I was afraid that reading on an e-book reader wouldn’t be my thing. I thought that I might miss the feeling of a book in my hand. Miss actually buying books or having them sent to me in neat little packages and looking at the covers. Afraid that I liked the way a book’s weight changes from one side to the other while you’re reading it.

Fortunately, all this isn’t the case. Or, maybe it’s the other way round, I enjoy the advantages of the Kindle so much that I don’t have time to miss the real book feeling.

Let me first say that the screen is perfect. It really looks like a writte page, perfectly clear and readable in sunlight. There are a couple of reflections when bright light shines directly on it, but that’s all. When I first held it in my hand I was amazed at how small it is and even more, how incredibly light it is. You can hold it comfortably with one hand and press the next page button with your thumb to read practically anywhere.

It took me a couple of pages to get into it, but I very soon forgot that this was not an actual paper book I was holding. It might have helped that The Name of the Wind is such a great read, but I figure it is just that you need some adjustment time to get used to the feeling of an e-book reader. Then you easy like it or not.

I will keep up with more impressions or remarks as I continue carrying my Kindle around with me, but for now, here are a few early comments on the experience:


  • The delivery was awesomely fast. I expected at least two weeks, and it got here in five days. You pay for customs on checkout so that it gets through quicker. Very smart.
  • It is very comfortable to read with, mostly because it’s so light and you only need one hand to hold it and turn the pages. Which makes it easy to pretty much read anywhere, even standing up in a bus or so.
  • Can’t say much about the battery time, but there’s plenty.
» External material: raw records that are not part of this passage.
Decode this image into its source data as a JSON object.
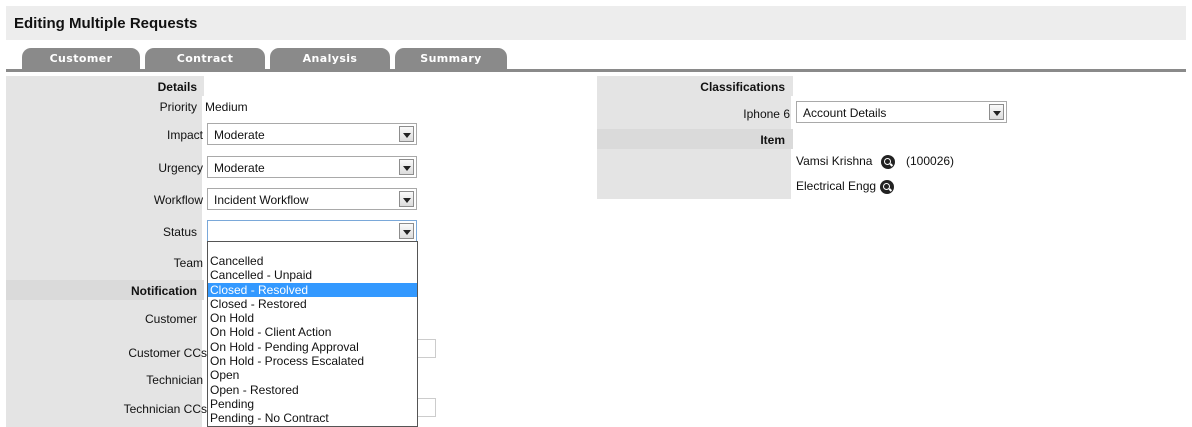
{
  "page": {
    "title": "Editing Multiple Requests"
  },
  "tabs": [
    "Customer",
    "Contract",
    "Analysis",
    "Summary"
  ],
  "details": {
    "header": "Details",
    "priority": {
      "label": "Priority",
      "value": "Medium"
    },
    "impact": {
      "label": "Impact",
      "value": "Moderate"
    },
    "urgency": {
      "label": "Urgency",
      "value": "Moderate"
    },
    "workflow": {
      "label": "Workflow",
      "value": "Incident Workflow"
    },
    "status": {
      "label": "Status",
      "value": "",
      "options": [
        "Cancelled",
        "Cancelled - Unpaid",
        "Closed - Resolved",
        "Closed - Restored",
        "On Hold",
        "On Hold - Client Action",
        "On Hold - Pending Approval",
        "On Hold - Process Escalated",
        "Open",
        "Open - Restored",
        "Pending",
        "Pending - No Contract"
      ],
      "highlighted": "Closed - Resolved"
    },
    "team": {
      "label": "Team"
    }
  },
  "notification": {
    "header": "Notification",
    "customer": "Customer",
    "customer_ccs": "Customer CCs",
    "technician": "Technician",
    "technician_ccs": "Technician CCs"
  },
  "classifications": {
    "header": "Classifications",
    "label": "Iphone 6",
    "value": "Account Details"
  },
  "item": {
    "header": "Item",
    "owner": "Vamsi Krishna",
    "owner_id": "(100026)",
    "department": "Electrical Engg"
  }
}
I have WiFi on all the time, which is supposed to drain the battery somewhat faster. I have charged it once since I originally got it (and not counting the first time I charged it), but that was mostly precautionary.
  • PDFs work okay. I haven’t tried the convert feature so far, just loaded some PDFs I had on my laptop to check how they looked. The font is usually smaller, but it looks generally okay.
  • Most of all: I love reading on it. I was afraid I wouldn’t, but I do. I hope it’s not just enthusiasm, but given that I read nearly 700 pages in less than a week, I’d say that it’s a pretty neat device to read on.

The only irk I had and sometimes still have is a usability issue that I think I just need to get used to (and probably already have). I used to press the „next page“ button on the left side to go back a page every now and then. Somehow the feeling of using a real book got mixed with how the buttons are adjusted. But I also realized that I like the fact that I can hold the Kindle with either hand and just keep turning the page, so I think this is really just something that you need to get used to (if you even have that problem to begin with) rather than faulty design.

Now I’d like for more and more books to be released as e-books as well as Amazon rolling out German books for it. I know there are already some available, but I couldn’t find any current books that I would like to read. And now I’d like to snuggle under the covers and continue reading The Passage.